§ **Work request**
Each line of the data is to be output verbatim, with the images removed.

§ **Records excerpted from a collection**
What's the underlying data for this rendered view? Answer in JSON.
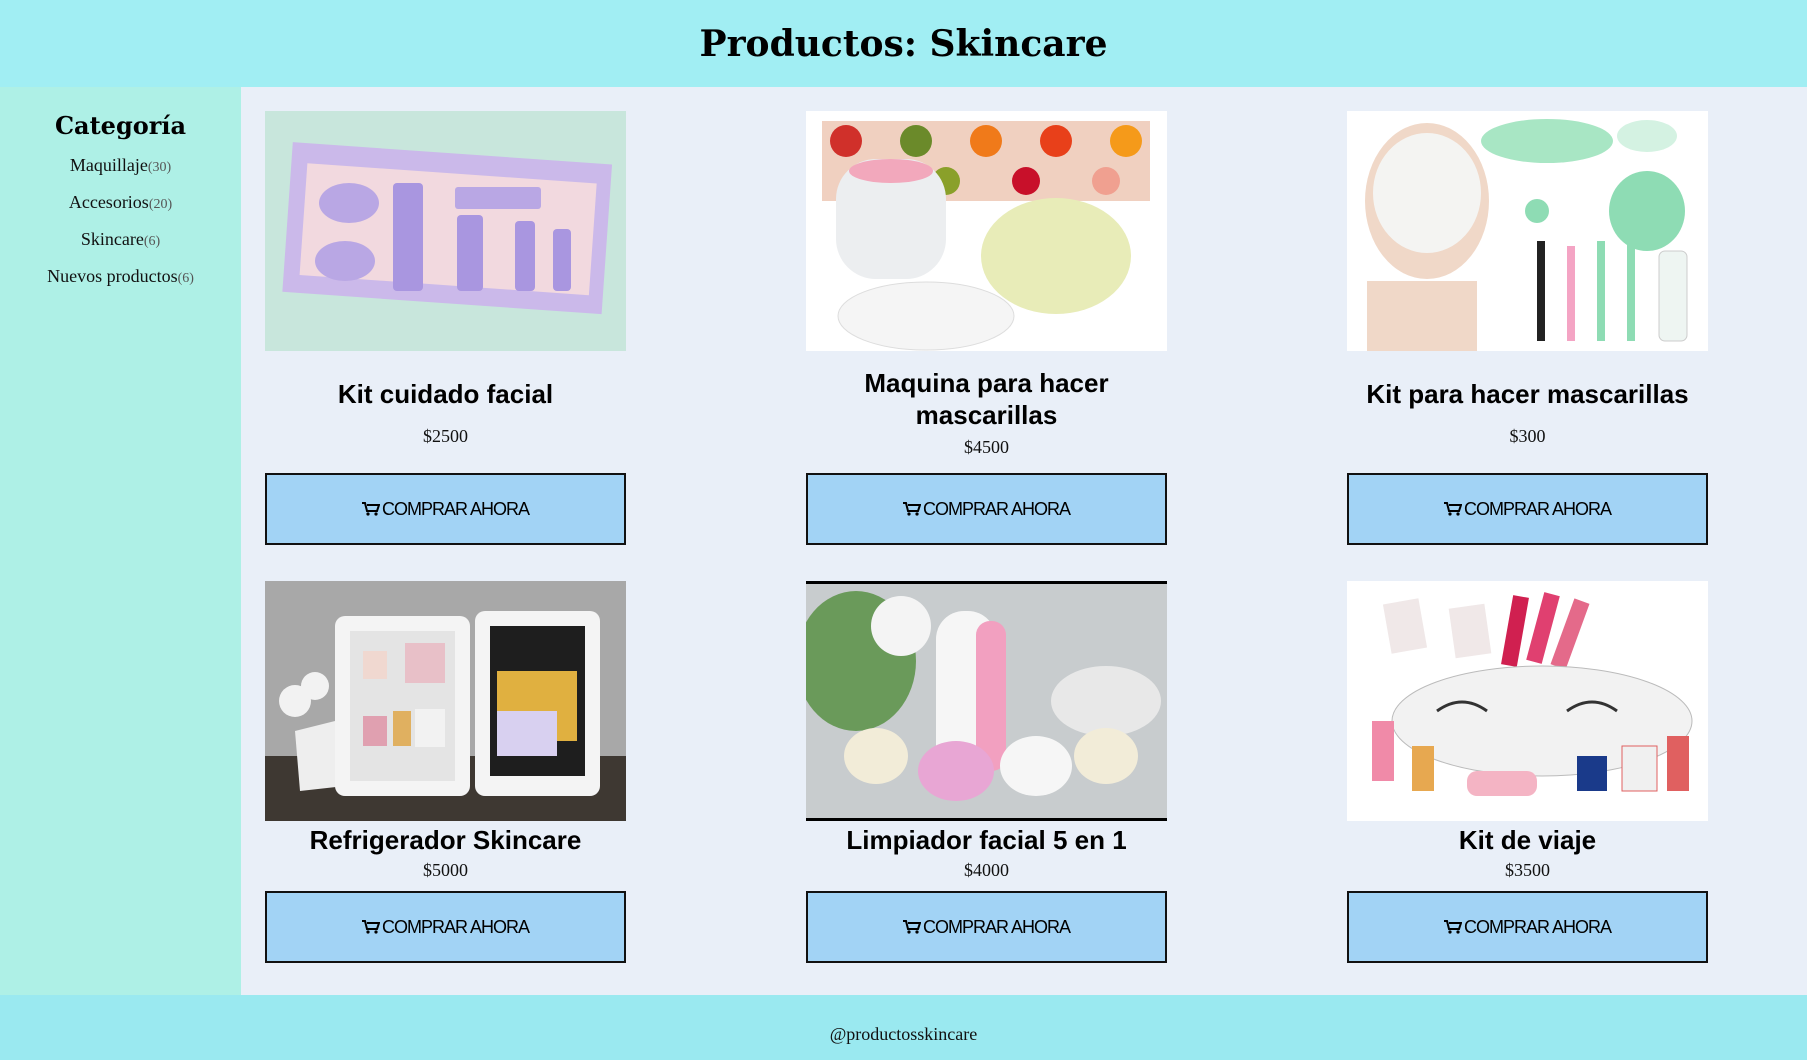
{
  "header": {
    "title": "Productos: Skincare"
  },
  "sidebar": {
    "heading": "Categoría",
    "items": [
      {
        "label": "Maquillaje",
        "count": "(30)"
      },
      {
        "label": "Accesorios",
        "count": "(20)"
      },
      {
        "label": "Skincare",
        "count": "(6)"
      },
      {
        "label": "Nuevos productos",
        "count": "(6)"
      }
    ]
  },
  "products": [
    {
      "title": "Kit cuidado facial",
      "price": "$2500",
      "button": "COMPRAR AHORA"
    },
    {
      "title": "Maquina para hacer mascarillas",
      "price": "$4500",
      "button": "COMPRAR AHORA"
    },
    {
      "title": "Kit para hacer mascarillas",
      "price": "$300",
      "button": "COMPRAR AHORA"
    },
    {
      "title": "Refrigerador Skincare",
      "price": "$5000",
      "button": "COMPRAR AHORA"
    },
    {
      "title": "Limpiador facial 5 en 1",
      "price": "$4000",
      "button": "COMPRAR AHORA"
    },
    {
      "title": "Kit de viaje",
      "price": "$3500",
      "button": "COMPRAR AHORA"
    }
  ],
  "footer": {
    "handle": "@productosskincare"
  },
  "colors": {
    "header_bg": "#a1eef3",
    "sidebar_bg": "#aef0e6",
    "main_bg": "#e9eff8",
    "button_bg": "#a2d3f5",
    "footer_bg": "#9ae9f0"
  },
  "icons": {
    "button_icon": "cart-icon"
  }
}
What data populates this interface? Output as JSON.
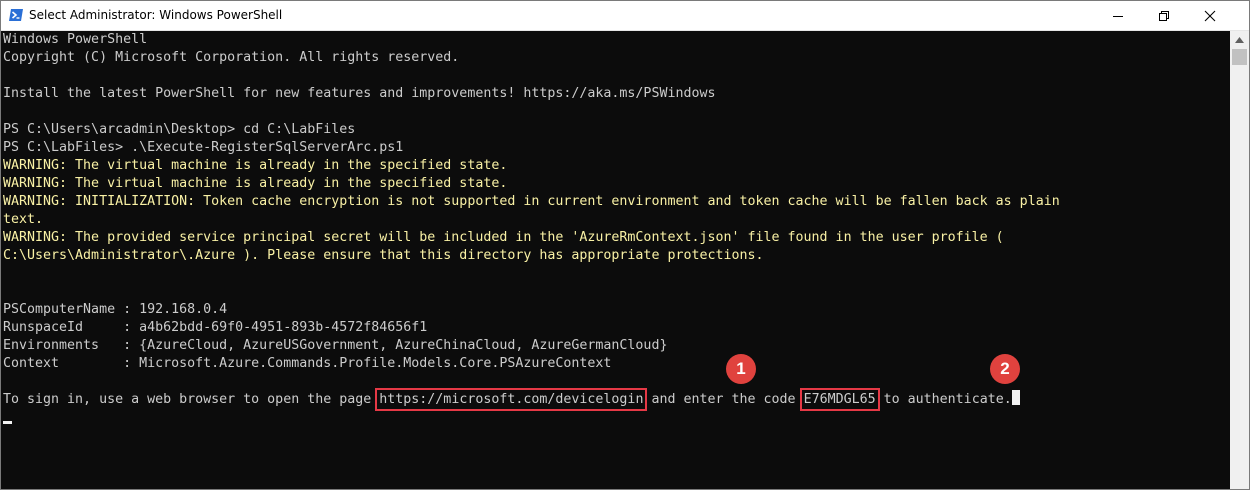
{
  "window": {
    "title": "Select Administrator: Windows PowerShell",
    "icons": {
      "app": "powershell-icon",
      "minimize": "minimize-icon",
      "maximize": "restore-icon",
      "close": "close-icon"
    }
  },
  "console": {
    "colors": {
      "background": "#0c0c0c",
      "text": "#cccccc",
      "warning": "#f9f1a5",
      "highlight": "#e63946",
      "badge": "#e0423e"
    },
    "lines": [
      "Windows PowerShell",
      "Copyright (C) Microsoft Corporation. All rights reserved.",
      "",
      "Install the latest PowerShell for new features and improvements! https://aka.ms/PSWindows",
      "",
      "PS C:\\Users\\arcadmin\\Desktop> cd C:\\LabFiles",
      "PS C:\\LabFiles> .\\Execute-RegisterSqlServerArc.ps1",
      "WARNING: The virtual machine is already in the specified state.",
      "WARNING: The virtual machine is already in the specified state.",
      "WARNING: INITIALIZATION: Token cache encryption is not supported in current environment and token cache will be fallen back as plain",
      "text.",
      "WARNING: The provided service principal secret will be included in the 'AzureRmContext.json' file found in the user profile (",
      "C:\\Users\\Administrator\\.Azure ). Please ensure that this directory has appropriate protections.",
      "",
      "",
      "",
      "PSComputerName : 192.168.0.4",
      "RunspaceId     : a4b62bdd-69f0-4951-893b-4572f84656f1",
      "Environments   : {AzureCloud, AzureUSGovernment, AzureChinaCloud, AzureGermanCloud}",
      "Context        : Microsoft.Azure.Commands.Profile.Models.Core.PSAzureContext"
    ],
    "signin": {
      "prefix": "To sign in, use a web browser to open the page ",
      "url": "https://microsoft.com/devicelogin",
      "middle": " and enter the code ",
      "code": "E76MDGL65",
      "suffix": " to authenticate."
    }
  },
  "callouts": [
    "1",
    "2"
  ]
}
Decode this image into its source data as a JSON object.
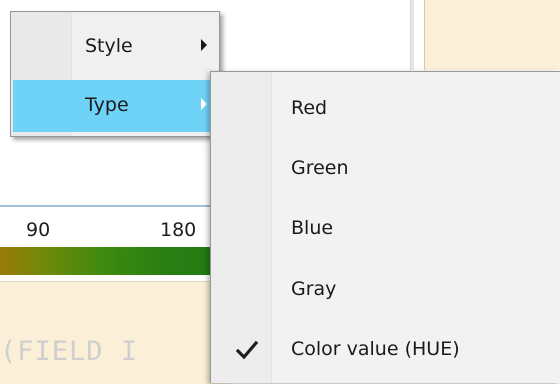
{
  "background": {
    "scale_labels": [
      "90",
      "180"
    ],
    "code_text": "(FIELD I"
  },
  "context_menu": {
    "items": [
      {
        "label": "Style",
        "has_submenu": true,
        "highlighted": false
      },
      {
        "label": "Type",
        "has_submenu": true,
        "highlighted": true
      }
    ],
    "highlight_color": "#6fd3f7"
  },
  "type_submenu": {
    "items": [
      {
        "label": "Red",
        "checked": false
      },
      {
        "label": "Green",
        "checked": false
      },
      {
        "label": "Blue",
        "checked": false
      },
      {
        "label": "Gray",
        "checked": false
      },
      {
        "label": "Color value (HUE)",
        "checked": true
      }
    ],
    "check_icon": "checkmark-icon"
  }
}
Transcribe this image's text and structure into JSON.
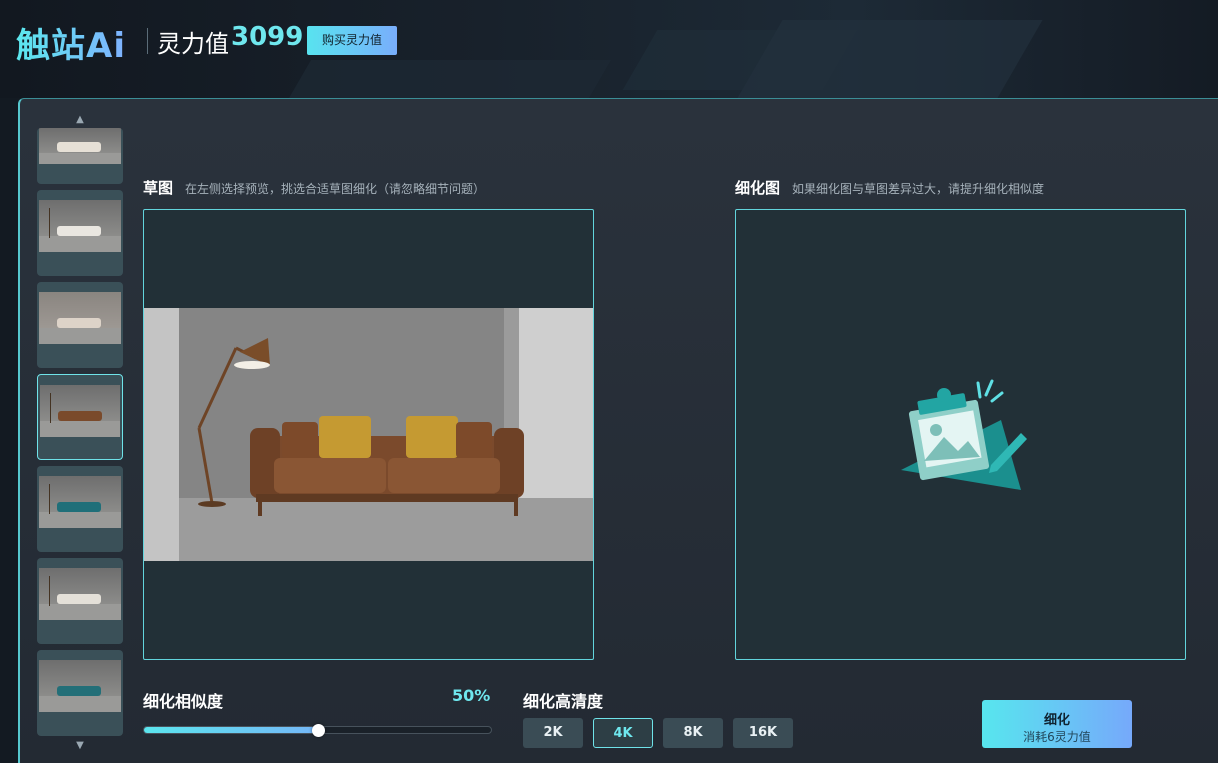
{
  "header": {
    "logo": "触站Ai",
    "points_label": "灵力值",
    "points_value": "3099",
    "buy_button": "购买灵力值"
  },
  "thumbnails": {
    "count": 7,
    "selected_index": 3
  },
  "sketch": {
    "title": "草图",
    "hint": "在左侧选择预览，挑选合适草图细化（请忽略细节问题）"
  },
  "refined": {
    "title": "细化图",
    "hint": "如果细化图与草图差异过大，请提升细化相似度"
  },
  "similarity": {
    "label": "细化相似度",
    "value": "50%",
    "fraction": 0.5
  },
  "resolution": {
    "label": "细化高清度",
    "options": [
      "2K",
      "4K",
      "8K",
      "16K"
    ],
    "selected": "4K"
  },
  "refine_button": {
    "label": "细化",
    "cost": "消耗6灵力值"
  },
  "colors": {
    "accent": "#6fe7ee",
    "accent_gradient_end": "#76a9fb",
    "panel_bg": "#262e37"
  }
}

§ **Task answer**
What's the underlying data for this rendered view? Answer in JSON.
{
  "header": {
    "title": "Productos: Skincare"
  },
  "sidebar": {
    "heading": "Categoría",
    "items": [
      {
        "label": "Maquillaje",
        "count": "(30)"
      },
      {
        "label": "Accesorios",
        "count": "(20)"
      },
      {
        "label": "Skincare",
        "count": "(6)"
      },
      {
        "label": "Nuevos productos",
        "count": "(6)"
      }
    ]
  },
  "products": [
    {
      "title": "Kit cuidado facial",
      "price": "$2500",
      "button": "COMPRAR AHORA"
    },
    {
      "title": "Maquina para hacer mascarillas",
      "price": "$4500",
      "button": "COMPRAR AHORA"
    },
    {
      "title": "Kit para hacer mascarillas",
      "price": "$300",
      "button": "COMPRAR AHORA"
    },
    {
      "title": "Refrigerador Skincare",
      "price": "$5000",
      "button": "COMPRAR AHORA"
    },
    {
      "title": "Limpiador facial 5 en 1",
      "price": "$4000",
      "button": "COMPRAR AHORA"
    },
    {
      "title": "Kit de viaje",
      "price": "$3500",
      "button": "COMPRAR AHORA"
    }
  ],
  "footer": {
    "handle": "@productosskincare"
  },
  "colors": {
    "header_bg": "#a1eef3",
    "sidebar_bg": "#aef0e6",
    "main_bg": "#e9eff8",
    "button_bg": "#a2d3f5",
    "footer_bg": "#9ae9f0"
  },
  "icons": {
    "button_icon": "cart-icon"
  }
}
What data populates this interface? Output as JSON.
{
  "window": {
    "title": "Select Administrator: Windows PowerShell",
    "icons": {
      "app": "powershell-icon",
      "minimize": "minimize-icon",
      "maximize": "restore-icon",
      "close": "close-icon"
    }
  },
  "console": {
    "colors": {
      "background": "#0c0c0c",
      "text": "#cccccc",
      "warning": "#f9f1a5",
      "highlight": "#e63946",
      "badge": "#e0423e"
    },
    "lines": [
      "Windows PowerShell",
      "Copyright (C) Microsoft Corporation. All rights reserved.",
      "",
      "Install the latest PowerShell for new features and improvements! https://aka.ms/PSWindows",
      "",
      "PS C:\\Users\\arcadmin\\Desktop> cd C:\\LabFiles",
      "PS C:\\LabFiles> .\\Execute-RegisterSqlServerArc.ps1",
      "WARNING: The virtual machine is already in the specified state.",
      "WARNING: The virtual machine is already in the specified state.",
      "WARNING: INITIALIZATION: Token cache encryption is not supported in current environment and token cache will be fallen back as plain",
      "text.",
      "WARNING: The provided service principal secret will be included in the 'AzureRmContext.json' file found in the user profile (",
      "C:\\Users\\Administrator\\.Azure ). Please ensure that this directory has appropriate protections.",
      "",
      "",
      "",
      "PSComputerName : 192.168.0.4",
      "RunspaceId     : a4b62bdd-69f0-4951-893b-4572f84656f1",
      "Environments   : {AzureCloud, AzureUSGovernment, AzureChinaCloud, AzureGermanCloud}",
      "Context        : Microsoft.Azure.Commands.Profile.Models.Core.PSAzureContext"
    ],
    "signin": {
      "prefix": "To sign in, use a web browser to open the page ",
      "url": "https://microsoft.com/devicelogin",
      "middle": " and enter the code ",
      "code": "E76MDGL65",
      "suffix": " to authenticate."
    }
  },
  "callouts": [
    "1",
    "2"
  ]
}
Decode this image into its source data as a JSON object.
{
  "background": {
    "scale_labels": [
      "90",
      "180"
    ],
    "code_text": "(FIELD I"
  },
  "context_menu": {
    "items": [
      {
        "label": "Style",
        "has_submenu": true,
        "highlighted": false
      },
      {
        "label": "Type",
        "has_submenu": true,
        "highlighted": true
      }
    ],
    "highlight_color": "#6fd3f7"
  },
  "type_submenu": {
    "items": [
      {
        "label": "Red",
        "checked": false
      },
      {
        "label": "Green",
        "checked": false
      },
      {
        "label": "Blue",
        "checked": false
      },
      {
        "label": "Gray",
        "checked": false
      },
      {
        "label": "Color value (HUE)",
        "checked": true
      }
    ],
    "check_icon": "checkmark-icon"
  }
}
Transcribe this image's text and structure into JSON.
{
  "header": {
    "logo": "触站Ai",
    "points_label": "灵力值",
    "points_value": "3099",
    "buy_button": "购买灵力值"
  },
  "thumbnails": {
    "count": 7,
    "selected_index": 3
  },
  "sketch": {
    "title": "草图",
    "hint": "在左侧选择预览，挑选合适草图细化（请忽略细节问题）"
  },
  "refined": {
    "title": "细化图",
    "hint": "如果细化图与草图差异过大，请提升细化相似度"
  },
  "similarity": {
    "label": "细化相似度",
    "value": "50%",
    "fraction": 0.5
  },
  "resolution": {
    "label": "细化高清度",
    "options": [
      "2K",
      "4K",
      "8K",
      "16K"
    ],
    "selected": "4K"
  },
  "refine_button": {
    "label": "细化",
    "cost": "消耗6灵力值"
  },
  "colors": {
    "accent": "#6fe7ee",
    "accent_gradient_end": "#76a9fb",
    "panel_bg": "#262e37"
  }
}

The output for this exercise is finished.